Plaintiffs sued Defendant, claiming that its university housing policy discriminated against Plaintiffs based on marital status in violation of the New York State and City Human Rights Laws and that the policy had a disparate impact against lesbians and gays in violation of the City Human Rights Law (NYC Admin. Code § 8-107[5] and [17]). Defendant moved to dismiss Plaintiffs' complaint pursuant to CPLR 3211(a)(7). The Supreme Court granted Defendant's motion and dismissed Plaintiffs' complaint in its entirety. The Appellate Division affirmed, holding that there was no discrimination or disparate impact on homosexuals since Defendant's housing policy "had the same impact on non-married heterosexual medical students as it had on non-married homosexual medical students." Because Plaintiffs pleaded allegations sufficient to raise an issue of fact as to whether Defendant's housing policy had a disparate impact on the basis of sexual orientation under New York law, the Court of Appeals modified the order of the Appellate Division and remitted the case to the Supreme Court for further proceedings.

A claim of discrimination based on sexual orientation may be stated where a facially neutral policy or practice has a disparate impact on a protected group (NYC Admin. Code § 8-107[17][a][1]-[2]). Under this section, a claim is established where a plaintiff demonstrates that a defendant's policy or practice "results in a disparate impact to the detriment of any group protected under the City Human Rights Law." The Court of Appeals stated that in order to determine whether Defendant's AECOM housing policy had a disparate impact based on sexual orientation, there must be a comparison which includes consideration of the full composition of classes actually benefited under the challenged policy. The Court of Appeals reasoned that the exclusion of married students from the necessary comparison group conflicted with controlling disparate impact analysis and methodology. Married students constitute a significant portion of the class of eligible persons under Defendant's policy for the substantial economic and social benefits of cohabiting with non-students in university-owned housing. No present authoritative precedent precludes a plaintiff in a disparate impact discrimination case from pointing out the class of persons eligible for benefits under the challenged AECOM policy.

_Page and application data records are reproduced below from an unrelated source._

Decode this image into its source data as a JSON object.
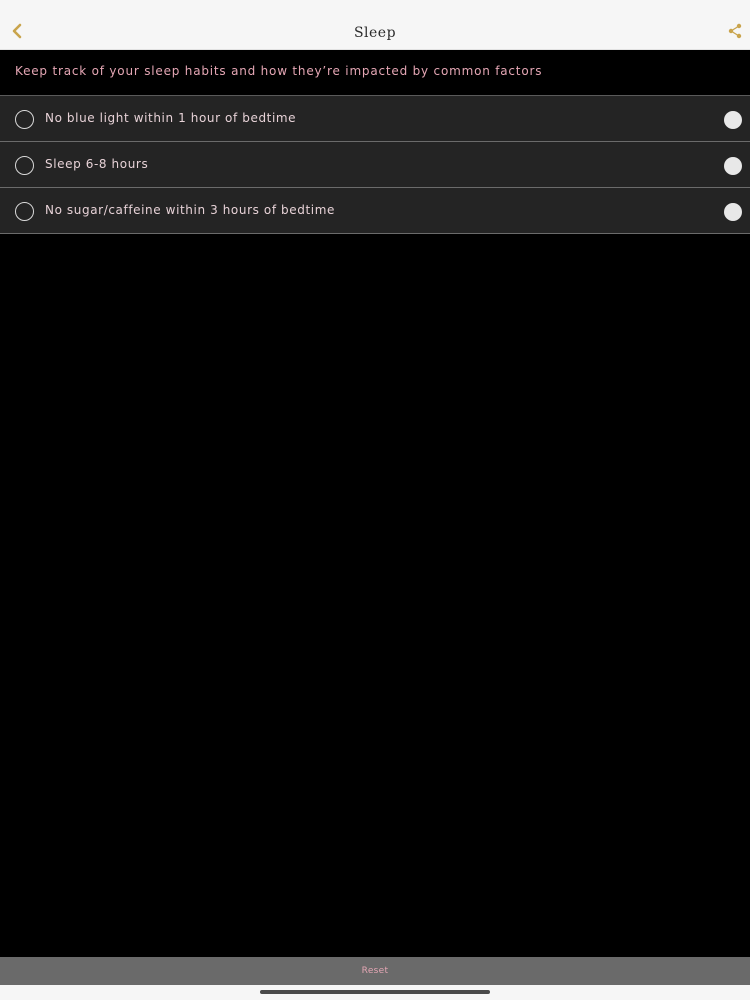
{
  "status_bar": {},
  "nav": {
    "title": "Sleep",
    "back_icon": "chevron-left-icon",
    "share_icon": "share-icon",
    "accent_color": "#c9a44c"
  },
  "subtitle": "Keep track of your sleep habits and how they’re impacted by common factors",
  "items": [
    {
      "label": "No blue light within 1 hour of bedtime"
    },
    {
      "label": "Sleep 6-8 hours"
    },
    {
      "label": "No sugar/caffeine within 3 hours of bedtime"
    }
  ],
  "footer": {
    "reset_label": "Reset"
  },
  "colors": {
    "background": "#000000",
    "row_background": "#242424",
    "accent_text": "#e4a6b4",
    "bar": "#f6f6f6"
  }
}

To exclude from the disparate impact comparison group a large portion of the class benefited by the AECOM policy would render meaningless the disparate impact analysis of the United States Supreme Court's ruling in Griggs v. Duke Power Co., 401 U.S. 424 (1971). In that decision, the Supreme Court held that under the Civil Rights Act, "practices, procedures, or tests neutral on their face, and even neutral in terms of intent, cannot be maintained if they operate to freeze the status quo of prior discriminatory employment practices." Looking beyond facial neutrality, the Supreme Court stated that the Civil Rights Act prohibits not only overt discrimination but also practices which are fair in form but discriminatory in operation. Under Griggs, a prima facie case of disparate impact is established where it is demonstrated that a test or policy "selects applicants for hire or promotion in a racial pattern significantly different from that of the pool of applicants." Since the Appellate Division, as a matter of law, excluded from consideration married students, who constituted a significant portion of the benefited group, the Court of Appeals held that the Appellate Division improperly dismissed Plaintiffs' complaint and reinstated and remitted the complaint to the Supreme Court for further proceedings. Upon remittal, if Plaintiffs establish that Defendant's housing policy disproportionately burdens lesbians and gays, the City Administrative Code requires Defendant to justify its policy as bearing a "significant relationship to a significant business objective" (NYC Admin. Code § 8-107[17][a][2]).

Prepared by the liibulletin-ny summer board.